** Exercise **
Your response should consist of the data that follows, repeated in full without alteration.
☆ ☆ ☆ ☆ ☆ ☆ ☆
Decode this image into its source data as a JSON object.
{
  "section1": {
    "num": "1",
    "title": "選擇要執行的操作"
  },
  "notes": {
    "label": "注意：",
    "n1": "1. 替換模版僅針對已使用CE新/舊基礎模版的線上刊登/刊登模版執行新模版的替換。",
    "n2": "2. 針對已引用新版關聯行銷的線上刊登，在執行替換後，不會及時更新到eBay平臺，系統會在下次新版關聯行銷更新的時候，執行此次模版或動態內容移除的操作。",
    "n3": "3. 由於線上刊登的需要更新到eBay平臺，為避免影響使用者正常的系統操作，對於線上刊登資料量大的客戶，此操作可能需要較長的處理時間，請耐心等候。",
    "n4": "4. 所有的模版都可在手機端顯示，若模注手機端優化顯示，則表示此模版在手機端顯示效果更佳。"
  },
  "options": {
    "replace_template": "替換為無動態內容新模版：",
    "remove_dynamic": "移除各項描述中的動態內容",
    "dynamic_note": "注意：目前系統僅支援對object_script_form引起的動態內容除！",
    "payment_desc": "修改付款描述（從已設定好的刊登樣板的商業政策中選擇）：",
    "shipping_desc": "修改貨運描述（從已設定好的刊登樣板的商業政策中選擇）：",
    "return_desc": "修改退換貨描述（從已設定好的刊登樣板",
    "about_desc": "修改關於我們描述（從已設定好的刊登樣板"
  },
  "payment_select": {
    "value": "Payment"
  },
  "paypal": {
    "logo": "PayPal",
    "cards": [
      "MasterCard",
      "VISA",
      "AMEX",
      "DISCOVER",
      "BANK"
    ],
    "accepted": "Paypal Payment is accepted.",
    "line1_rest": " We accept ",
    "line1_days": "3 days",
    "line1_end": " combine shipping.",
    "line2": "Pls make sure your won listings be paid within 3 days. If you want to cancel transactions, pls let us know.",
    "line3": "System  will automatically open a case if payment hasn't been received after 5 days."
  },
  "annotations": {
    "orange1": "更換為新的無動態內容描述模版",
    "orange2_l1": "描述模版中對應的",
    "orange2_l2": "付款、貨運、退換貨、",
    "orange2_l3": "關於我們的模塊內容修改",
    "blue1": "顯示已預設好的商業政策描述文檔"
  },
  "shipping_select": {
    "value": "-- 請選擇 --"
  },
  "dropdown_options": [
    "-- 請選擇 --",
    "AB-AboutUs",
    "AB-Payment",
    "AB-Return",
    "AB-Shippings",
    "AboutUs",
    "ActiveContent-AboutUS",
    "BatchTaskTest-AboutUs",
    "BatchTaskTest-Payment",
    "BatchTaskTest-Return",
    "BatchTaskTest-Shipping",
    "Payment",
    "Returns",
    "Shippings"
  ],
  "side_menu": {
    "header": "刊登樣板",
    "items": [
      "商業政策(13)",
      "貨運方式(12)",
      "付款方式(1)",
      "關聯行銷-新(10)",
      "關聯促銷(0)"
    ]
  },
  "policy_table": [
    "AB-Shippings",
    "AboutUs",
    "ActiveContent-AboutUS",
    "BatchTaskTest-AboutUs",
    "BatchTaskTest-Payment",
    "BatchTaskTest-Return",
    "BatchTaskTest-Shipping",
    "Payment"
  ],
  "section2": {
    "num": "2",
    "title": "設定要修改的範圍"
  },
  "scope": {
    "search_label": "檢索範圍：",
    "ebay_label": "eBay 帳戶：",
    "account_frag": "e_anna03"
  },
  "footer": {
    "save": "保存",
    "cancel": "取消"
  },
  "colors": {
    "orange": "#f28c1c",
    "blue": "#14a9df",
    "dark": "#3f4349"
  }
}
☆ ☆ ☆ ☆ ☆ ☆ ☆
** Response for this exercise **
Decode this image into its source data as a JSON object.
{
  "section1": {
    "num": "1",
    "title": "選擇要執行的操作"
  },
  "notes": {
    "label": "注意：",
    "n1": "1. 替換模版僅針對已使用CE新/舊基礎模版的線上刊登/刊登模版執行新模版的替換。",
    "n2": "2. 針對已引用新版關聯行銷的線上刊登，在執行替換後，不會及時更新到eBay平臺，系統會在下次新版關聯行銷更新的時候，執行此次模版或動態內容移除的操作。",
    "n3": "3. 由於線上刊登的需要更新到eBay平臺，為避免影響使用者正常的系統操作，對於線上刊登資料量大的客戶，此操作可能需要較長的處理時間，請耐心等候。",
    "n4": "4. 所有的模版都可在手機端顯示，若模注手機端優化顯示，則表示此模版在手機端顯示效果更佳。"
  },
  "options": {
    "replace_template": "替換為無動態內容新模版：",
    "remove_dynamic": "移除各項描述中的動態內容",
    "dynamic_note": "注意：目前系統僅支援對object_script_form引起的動態內容除！",
    "payment_desc": "修改付款描述（從已設定好的刊登樣板的商業政策中選擇）：",
    "shipping_desc": "修改貨運描述（從已設定好的刊登樣板的商業政策中選擇）：",
    "return_desc": "修改退換貨描述（從已設定好的刊登樣板",
    "about_desc": "修改關於我們描述（從已設定好的刊登樣板"
  },
  "payment_select": {
    "value": "Payment"
  },
  "paypal": {
    "logo": "PayPal",
    "cards": [
      "MasterCard",
      "VISA",
      "AMEX",
      "DISCOVER",
      "BANK"
    ],
    "accepted": "Paypal Payment is accepted.",
    "line1_rest": " We accept ",
    "line1_days": "3 days",
    "line1_end": " combine shipping.",
    "line2": "Pls make sure your won listings be paid within 3 days. If you want to cancel transactions, pls let us know.",
    "line3": "System  will automatically open a case if payment hasn't been received after 5 days."
  },
  "annotations": {
    "orange1": "更換為新的無動態內容描述模版",
    "orange2_l1": "描述模版中對應的",
    "orange2_l2": "付款、貨運、退換貨、",
    "orange2_l3": "關於我們的模塊內容修改",
    "blue1": "顯示已預設好的商業政策描述文檔"
  },
  "shipping_select": {
    "value": "-- 請選擇 --"
  },
  "dropdown_options": [
    "-- 請選擇 --",
    "AB-AboutUs",
    "AB-Payment",
    "AB-Return",
    "AB-Shippings",
    "AboutUs",
    "ActiveContent-AboutUS",
    "BatchTaskTest-AboutUs",
    "BatchTaskTest-Payment",
    "BatchTaskTest-Return",
    "BatchTaskTest-Shipping",
    "Payment",
    "Returns",
    "Shippings"
  ],
  "side_menu": {
    "header": "刊登樣板",
    "items": [
      "商業政策(13)",
      "貨運方式(12)",
      "付款方式(1)",
      "關聯行銷-新(10)",
      "關聯促銷(0)"
    ]
  },
  "policy_table": [
    "AB-Shippings",
    "AboutUs",
    "ActiveContent-AboutUS",
    "BatchTaskTest-AboutUs",
    "BatchTaskTest-Payment",
    "BatchTaskTest-Return",
    "BatchTaskTest-Shipping",
    "Payment"
  ],
  "section2": {
    "num": "2",
    "title": "設定要修改的範圍"
  },
  "scope": {
    "search_label": "檢索範圍：",
    "ebay_label": "eBay 帳戶：",
    "account_frag": "e_anna03"
  },
  "footer": {
    "save": "保存",
    "cancel": "取消"
  },
  "colors": {
    "orange": "#f28c1c",
    "blue": "#14a9df",
    "dark": "#3f4349"
  }
}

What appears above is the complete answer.